Children love hummingbirds! With Wings that normally beat up to 78 times per second (and can beat as fast as 200 times per second), hummingbirds have an almost magical charm. But Hummingbirds aren't just playful creatures. Hummingbirds are pollinators and therefore play a critical role in the environment.
Our Hummingbird Feeder Activity Kit provides all of the materials you need for each participant to assemble their very own feeder. First they build a gorgeous flower craft around a special tube that will hold the "nectar". Hang the feeder outdoors and watch as hummingbirds are attracted to the red and orange colors and extract the nectar with their long bills. A great craft AND a real, functional hummingbird feeder!
Ages 5 & up.
Unit Goals & Concepts:
- Introduce participants to the wonderful and amazing attributes of hummingbirds.
- Understand how and why hummingbirds are able to fly differently from all other birds and why this is important.
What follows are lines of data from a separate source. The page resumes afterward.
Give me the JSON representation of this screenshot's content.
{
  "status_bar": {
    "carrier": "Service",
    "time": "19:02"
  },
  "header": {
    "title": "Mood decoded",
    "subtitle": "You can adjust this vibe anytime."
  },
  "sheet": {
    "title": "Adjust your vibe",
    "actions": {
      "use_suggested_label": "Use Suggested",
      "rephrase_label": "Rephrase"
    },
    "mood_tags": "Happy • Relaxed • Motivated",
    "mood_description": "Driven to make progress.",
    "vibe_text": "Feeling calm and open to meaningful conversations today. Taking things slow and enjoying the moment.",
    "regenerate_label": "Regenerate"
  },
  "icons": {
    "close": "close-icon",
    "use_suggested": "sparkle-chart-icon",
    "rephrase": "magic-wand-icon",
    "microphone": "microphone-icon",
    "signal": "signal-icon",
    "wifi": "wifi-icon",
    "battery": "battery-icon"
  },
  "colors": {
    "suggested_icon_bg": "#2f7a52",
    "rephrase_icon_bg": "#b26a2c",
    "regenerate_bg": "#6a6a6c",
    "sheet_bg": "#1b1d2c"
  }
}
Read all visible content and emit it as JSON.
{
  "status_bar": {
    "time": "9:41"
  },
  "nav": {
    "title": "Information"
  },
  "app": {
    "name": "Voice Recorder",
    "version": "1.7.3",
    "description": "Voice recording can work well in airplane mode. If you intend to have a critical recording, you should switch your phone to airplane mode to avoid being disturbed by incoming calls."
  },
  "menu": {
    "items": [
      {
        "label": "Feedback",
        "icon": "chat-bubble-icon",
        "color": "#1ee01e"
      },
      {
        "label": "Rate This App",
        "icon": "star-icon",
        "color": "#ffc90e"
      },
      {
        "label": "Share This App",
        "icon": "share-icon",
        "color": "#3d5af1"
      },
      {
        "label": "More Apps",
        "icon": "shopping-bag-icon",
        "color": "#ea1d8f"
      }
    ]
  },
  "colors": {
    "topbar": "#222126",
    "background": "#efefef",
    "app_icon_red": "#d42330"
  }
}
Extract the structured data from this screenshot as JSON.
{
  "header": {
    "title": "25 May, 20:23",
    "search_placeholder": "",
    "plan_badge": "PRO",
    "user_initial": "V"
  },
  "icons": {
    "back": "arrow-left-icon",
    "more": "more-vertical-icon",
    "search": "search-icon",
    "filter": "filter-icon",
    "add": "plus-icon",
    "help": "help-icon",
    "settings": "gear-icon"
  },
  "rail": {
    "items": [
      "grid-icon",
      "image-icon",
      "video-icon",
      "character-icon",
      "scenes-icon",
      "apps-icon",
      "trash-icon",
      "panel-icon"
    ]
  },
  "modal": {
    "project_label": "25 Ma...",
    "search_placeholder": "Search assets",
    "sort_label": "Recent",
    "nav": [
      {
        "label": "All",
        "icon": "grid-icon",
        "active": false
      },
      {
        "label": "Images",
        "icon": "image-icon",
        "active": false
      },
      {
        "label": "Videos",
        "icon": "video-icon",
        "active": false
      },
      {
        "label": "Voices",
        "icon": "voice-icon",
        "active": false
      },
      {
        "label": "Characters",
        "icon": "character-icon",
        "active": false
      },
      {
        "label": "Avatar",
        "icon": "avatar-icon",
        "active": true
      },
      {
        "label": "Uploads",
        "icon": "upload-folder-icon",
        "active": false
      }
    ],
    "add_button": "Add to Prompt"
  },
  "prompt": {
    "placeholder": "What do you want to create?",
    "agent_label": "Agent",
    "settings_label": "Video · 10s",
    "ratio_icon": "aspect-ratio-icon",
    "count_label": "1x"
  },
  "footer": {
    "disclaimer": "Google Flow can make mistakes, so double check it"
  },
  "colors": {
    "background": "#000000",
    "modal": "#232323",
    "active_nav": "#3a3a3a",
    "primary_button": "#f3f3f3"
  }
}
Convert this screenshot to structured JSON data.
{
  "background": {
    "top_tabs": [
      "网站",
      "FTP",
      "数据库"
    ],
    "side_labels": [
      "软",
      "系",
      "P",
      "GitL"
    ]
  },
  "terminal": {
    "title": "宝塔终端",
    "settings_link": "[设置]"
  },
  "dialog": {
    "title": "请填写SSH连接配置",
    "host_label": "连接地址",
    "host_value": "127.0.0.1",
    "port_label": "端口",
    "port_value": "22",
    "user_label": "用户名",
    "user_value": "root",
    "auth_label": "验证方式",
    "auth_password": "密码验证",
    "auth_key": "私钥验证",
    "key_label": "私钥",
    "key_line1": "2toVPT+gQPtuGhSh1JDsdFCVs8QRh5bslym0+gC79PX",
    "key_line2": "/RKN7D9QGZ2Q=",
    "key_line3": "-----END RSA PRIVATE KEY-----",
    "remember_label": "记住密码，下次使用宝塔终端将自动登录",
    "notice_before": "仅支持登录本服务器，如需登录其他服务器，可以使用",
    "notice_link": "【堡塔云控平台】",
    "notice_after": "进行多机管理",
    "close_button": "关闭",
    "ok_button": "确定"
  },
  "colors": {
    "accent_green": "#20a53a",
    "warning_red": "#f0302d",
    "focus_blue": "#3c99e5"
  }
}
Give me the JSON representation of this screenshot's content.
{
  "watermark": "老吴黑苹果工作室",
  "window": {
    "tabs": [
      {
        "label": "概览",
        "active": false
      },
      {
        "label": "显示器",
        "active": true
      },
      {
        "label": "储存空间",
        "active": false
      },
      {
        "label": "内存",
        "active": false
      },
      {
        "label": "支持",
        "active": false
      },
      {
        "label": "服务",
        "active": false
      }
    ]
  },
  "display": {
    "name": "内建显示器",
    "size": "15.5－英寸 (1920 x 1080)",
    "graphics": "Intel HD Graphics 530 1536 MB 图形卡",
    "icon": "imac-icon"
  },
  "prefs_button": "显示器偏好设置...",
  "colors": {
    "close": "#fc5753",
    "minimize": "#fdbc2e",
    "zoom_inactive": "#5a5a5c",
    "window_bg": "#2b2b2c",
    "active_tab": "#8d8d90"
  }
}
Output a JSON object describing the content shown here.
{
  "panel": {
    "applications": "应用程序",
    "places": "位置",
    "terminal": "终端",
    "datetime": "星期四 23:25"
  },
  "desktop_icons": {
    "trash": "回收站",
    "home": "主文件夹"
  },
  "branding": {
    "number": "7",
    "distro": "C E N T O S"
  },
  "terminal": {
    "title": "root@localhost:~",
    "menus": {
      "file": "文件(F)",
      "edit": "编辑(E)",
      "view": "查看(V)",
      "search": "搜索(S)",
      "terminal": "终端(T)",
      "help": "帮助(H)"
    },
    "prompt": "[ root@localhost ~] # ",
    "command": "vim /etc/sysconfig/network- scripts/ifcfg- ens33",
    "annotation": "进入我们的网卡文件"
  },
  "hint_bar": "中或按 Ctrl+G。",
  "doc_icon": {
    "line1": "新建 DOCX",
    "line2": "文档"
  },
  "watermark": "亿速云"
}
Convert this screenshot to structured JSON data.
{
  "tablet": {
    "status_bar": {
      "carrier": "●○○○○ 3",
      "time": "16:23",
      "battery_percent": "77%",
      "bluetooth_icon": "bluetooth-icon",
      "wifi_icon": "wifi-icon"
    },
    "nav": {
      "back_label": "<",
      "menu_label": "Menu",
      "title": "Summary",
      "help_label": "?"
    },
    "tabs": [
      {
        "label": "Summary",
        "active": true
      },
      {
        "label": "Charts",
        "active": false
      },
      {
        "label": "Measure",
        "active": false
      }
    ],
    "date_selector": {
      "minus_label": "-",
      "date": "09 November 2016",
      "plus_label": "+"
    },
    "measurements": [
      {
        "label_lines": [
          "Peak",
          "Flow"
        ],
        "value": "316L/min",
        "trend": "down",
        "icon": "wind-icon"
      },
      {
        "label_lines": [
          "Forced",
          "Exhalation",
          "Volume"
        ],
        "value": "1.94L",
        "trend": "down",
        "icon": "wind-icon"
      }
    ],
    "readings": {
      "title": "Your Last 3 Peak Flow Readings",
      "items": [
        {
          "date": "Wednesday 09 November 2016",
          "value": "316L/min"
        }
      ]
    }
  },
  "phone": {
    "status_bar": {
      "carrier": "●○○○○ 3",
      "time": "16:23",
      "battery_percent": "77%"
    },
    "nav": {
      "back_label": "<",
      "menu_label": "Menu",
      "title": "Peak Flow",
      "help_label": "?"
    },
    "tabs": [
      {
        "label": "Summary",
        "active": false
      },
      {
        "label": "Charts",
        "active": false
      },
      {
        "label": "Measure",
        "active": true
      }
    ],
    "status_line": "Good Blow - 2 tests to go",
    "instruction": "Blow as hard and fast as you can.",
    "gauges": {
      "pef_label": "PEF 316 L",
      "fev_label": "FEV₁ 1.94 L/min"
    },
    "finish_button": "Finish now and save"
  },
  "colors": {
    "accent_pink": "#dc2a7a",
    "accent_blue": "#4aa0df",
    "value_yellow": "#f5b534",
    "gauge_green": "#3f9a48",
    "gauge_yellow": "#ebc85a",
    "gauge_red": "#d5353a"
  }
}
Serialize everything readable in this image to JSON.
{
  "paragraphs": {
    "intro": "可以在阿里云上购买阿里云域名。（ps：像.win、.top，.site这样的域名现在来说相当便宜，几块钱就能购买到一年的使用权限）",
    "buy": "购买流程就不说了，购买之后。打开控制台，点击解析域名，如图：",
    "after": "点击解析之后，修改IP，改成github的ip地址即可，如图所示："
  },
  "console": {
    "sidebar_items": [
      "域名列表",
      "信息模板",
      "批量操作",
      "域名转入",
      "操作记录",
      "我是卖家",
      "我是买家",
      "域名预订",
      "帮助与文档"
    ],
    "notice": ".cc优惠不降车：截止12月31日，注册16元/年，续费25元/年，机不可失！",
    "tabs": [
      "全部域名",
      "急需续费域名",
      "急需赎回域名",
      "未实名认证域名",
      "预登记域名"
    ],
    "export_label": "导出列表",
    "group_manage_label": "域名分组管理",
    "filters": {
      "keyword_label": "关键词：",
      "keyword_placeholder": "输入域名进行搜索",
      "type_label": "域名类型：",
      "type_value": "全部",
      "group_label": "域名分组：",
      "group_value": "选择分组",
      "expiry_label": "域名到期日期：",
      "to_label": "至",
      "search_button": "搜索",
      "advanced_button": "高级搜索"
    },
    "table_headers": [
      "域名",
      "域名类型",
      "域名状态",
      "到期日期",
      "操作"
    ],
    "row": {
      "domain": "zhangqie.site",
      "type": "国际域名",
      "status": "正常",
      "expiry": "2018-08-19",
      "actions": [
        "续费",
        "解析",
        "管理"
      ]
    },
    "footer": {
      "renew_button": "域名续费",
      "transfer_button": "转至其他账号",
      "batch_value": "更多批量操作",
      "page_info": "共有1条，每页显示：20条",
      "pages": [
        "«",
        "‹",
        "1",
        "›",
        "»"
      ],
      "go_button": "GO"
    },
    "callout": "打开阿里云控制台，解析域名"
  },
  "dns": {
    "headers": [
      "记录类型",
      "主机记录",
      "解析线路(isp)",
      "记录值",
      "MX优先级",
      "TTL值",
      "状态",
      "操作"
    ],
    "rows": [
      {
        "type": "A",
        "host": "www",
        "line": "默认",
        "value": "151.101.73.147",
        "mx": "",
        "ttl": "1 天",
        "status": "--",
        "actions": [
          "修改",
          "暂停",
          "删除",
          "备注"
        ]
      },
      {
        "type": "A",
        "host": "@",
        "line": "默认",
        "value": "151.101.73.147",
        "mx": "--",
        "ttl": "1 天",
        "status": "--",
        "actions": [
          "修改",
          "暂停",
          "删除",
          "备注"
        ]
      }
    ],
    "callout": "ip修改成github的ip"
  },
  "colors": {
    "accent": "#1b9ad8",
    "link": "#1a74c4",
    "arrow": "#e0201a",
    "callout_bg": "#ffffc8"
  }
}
- Learn about hummingbirds role in pollination and the food web.
- Create a beautiful and functional craft!
- Custom die-cut 2 piece flowers.
- Chenille stem to represent Stamens with Anthers.
- Nectar tubes and instructions for how to make "nectar".
- Our Exclusive Activity Guide provides instructors with all of the information they need to teach children about Hummingbirds and detailed instructions for how to make the feeder.
General: National Science Education Standard NS.K-4.3 and NS.5-8.3 Life Science.
Content Standard C: The Characteristics of Organisms (K-4)
Each plant or animal has different structures that serve different functions in growth, survival, and reproduction.Organisms have basic needs. Organisms can survive only in environments in which their needs can be met.
Organisms and their Environments (K-4)
An organism’s patterns of behavior are related to the nature of that organism’s environment.
All animals depend on plants. Some animals eat plants for food. Other animals eat animals that eat plants.
Life Cycles of Organisms (K-4)
Plants and animals have life cycles that include being born, developing into adults, reproducing, and eventually dying.
Reproduction and Heredity (5-8)
The characteristics of an organism can be described in terms of a combination of traits. Some traits are inherited and others result from interactions with the environment.
Reproduction is a characteristic of all living systems; because no individual organism lives forever, reproduction is essential to the continuation of every species.
Specific (California standards):
(K.2a) Students know how to observe and describe similarities and differences in the appearance and behavior of plants and animals.
(K.2c) Students know how to identify major structures of common plants and animals.
(1.2a) Students know different plants and animals inhabit different kinds of environments and have external features that help them thrive in different kinds of places.
(1.2b) Students know both plants and animals need water, animals need food, and plants need light.
(1.4b) Record observations and data with pictures, numbers, or written statements.
(2.2a) Students know that organisms reproduce offspring of their own kind and that the offspring resemble their parents and one another.
(3.3a) Students know plants have structures that serve different functions in growth, survival, and reproduction.
(4.3c) Students know many plants depend on animals for pollination and seed dispersal, and animals depend on plants for food and shelter.